Pity the swing state voter. Sure, his or her vote might actually matter but for that privilege there’s a cost: ads, phone calls, home visits. Campaigns and outside groups are expected to spend $1.1 billion in TV ads this year, mostly in the nine really competitive states, according to the Associated Press. Those states are seeing a flood of TV ads that, as the Los Angeles Times points out, can be studied to better understand what each side thinks could help win over the still-undecided voter. Not surprisingly there are lots of targeted ads, designed to appeal to, for example, seniors in Florida. But there are also general themes, with Mitt Romney, for example, clearly wanting to emphasize the idea that the economy could be doing much better.
On Sunday, Romney released his latest ad that emphasizes his record of bipartisanship while he was governor of Massachusetts. “He's says he's only had 4 years. That's all Mitt Romney needed,” the ad says. “He turned Massachusetts around, cut unemployment, turned the deficit he inherited into a rainy day fund—all with an 85 percent Democratic legislature.”
Watch this and the other TV ads dominating the swing state air waves after the jump:
It’s little surprise that Romney is focusing much of his efforts on the economy. One of his most heavily run as shows how the Republican criticizes the president’s economic record in the first debate:
For his part, President Obama is making an effort to show how the economy is moving on the right track, featuring testimony from people who say the president understands what it takes to move the country forward:
Obama is also focusing on portraying Romney as an out of touch rich guy, with one ad that is almost entirely devoted to showing the former governor answer a question on 60 Minutes about his lower tax rate:
In trying to appeal to women voters, President Obama also released an ad saying Romney would ban all abortions:
Romney's response features a woman saying she looked into the claims against the Republican and it “turns out Romney doesn’t oppose contraception at all” and thinks abortion should be an option in some cases:

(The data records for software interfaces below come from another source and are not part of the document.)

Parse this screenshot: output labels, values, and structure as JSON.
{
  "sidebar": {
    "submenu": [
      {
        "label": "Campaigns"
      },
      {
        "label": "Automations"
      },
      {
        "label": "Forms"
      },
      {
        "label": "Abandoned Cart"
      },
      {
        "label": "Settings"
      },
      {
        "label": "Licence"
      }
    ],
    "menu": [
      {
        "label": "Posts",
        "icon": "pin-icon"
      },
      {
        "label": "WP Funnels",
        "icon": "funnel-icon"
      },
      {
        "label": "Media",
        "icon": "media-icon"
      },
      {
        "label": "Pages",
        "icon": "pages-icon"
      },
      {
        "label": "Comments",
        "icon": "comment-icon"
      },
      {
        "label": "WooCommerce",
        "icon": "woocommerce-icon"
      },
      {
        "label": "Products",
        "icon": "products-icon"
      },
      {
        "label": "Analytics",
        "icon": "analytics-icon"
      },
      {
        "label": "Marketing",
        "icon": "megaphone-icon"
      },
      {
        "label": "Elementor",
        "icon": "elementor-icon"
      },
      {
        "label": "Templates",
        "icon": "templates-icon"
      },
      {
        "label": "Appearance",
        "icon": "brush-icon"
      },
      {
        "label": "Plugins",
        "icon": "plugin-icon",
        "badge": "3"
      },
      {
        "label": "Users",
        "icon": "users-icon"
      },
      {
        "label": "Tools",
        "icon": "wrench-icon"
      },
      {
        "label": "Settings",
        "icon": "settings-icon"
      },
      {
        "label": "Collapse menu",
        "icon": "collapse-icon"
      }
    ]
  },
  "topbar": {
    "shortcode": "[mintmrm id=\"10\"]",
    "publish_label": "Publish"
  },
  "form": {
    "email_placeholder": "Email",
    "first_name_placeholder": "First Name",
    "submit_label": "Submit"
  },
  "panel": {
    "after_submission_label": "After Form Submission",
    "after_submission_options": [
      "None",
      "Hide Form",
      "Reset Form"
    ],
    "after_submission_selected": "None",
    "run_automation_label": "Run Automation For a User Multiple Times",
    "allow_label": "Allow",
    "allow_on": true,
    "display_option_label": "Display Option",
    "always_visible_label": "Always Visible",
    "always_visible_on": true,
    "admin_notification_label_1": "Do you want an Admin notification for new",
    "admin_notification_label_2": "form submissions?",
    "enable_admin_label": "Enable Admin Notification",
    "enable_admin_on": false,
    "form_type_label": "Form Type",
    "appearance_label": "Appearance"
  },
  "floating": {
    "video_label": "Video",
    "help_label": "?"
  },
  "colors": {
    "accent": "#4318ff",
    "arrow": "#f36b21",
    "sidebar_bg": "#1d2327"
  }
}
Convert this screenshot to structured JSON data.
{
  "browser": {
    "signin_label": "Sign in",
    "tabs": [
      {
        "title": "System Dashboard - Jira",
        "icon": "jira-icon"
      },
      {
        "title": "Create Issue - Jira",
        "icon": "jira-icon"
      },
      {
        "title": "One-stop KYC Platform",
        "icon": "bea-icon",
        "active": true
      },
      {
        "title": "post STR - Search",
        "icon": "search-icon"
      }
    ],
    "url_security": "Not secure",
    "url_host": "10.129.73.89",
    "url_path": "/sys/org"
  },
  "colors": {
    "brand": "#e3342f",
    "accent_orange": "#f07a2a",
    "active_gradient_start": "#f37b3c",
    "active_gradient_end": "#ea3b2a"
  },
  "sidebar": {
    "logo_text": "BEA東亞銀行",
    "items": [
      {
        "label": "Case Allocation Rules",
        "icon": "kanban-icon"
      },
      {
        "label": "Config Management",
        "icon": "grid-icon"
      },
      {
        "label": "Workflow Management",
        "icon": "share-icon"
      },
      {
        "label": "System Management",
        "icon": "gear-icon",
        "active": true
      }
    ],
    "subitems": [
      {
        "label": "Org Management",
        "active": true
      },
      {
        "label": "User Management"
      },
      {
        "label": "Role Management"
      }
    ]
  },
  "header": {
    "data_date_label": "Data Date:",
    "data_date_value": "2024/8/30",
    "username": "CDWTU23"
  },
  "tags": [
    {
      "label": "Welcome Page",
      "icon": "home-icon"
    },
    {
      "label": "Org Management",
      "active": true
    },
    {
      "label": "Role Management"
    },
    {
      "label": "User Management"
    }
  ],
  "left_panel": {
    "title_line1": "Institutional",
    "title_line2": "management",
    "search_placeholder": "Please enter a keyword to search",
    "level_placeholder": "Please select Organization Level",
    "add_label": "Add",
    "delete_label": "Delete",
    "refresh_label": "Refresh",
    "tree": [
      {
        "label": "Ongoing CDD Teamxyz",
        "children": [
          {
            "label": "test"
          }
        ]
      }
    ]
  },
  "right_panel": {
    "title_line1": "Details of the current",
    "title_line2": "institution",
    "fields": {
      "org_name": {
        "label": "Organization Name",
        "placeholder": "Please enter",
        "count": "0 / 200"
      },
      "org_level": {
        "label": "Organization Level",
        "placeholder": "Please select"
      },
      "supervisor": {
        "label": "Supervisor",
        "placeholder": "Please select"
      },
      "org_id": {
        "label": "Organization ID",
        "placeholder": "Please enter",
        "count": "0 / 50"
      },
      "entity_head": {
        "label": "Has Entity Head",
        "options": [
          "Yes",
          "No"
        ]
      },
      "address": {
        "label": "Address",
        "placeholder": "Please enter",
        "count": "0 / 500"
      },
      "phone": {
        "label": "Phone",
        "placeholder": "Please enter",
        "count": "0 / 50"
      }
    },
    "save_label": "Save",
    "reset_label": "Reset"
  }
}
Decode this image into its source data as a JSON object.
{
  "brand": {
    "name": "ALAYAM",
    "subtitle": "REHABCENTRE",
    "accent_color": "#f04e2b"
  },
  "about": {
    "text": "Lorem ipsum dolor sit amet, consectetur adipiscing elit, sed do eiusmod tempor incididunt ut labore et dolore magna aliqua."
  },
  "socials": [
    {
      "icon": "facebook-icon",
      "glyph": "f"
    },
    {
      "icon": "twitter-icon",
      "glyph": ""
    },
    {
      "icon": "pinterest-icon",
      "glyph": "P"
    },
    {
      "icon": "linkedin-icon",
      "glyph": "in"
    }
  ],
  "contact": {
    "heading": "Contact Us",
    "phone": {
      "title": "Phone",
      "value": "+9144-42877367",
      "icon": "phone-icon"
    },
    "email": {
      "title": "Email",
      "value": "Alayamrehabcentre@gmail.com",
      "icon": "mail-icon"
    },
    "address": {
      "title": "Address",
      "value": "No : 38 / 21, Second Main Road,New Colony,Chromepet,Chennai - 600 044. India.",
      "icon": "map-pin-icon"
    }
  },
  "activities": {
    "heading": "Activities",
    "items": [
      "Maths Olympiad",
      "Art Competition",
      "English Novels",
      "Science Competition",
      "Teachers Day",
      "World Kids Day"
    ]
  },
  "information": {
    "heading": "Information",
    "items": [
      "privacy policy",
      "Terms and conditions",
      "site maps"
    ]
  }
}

And that’s just a sample. Little wonder that even Ann Romney readily acknowledged the cumulative effect of all these political ads might be a bit much for the average voter. "Trust me, the audience members that are in swing states are sick of them," she said on ABC’s The View on Thursday, according to the AP.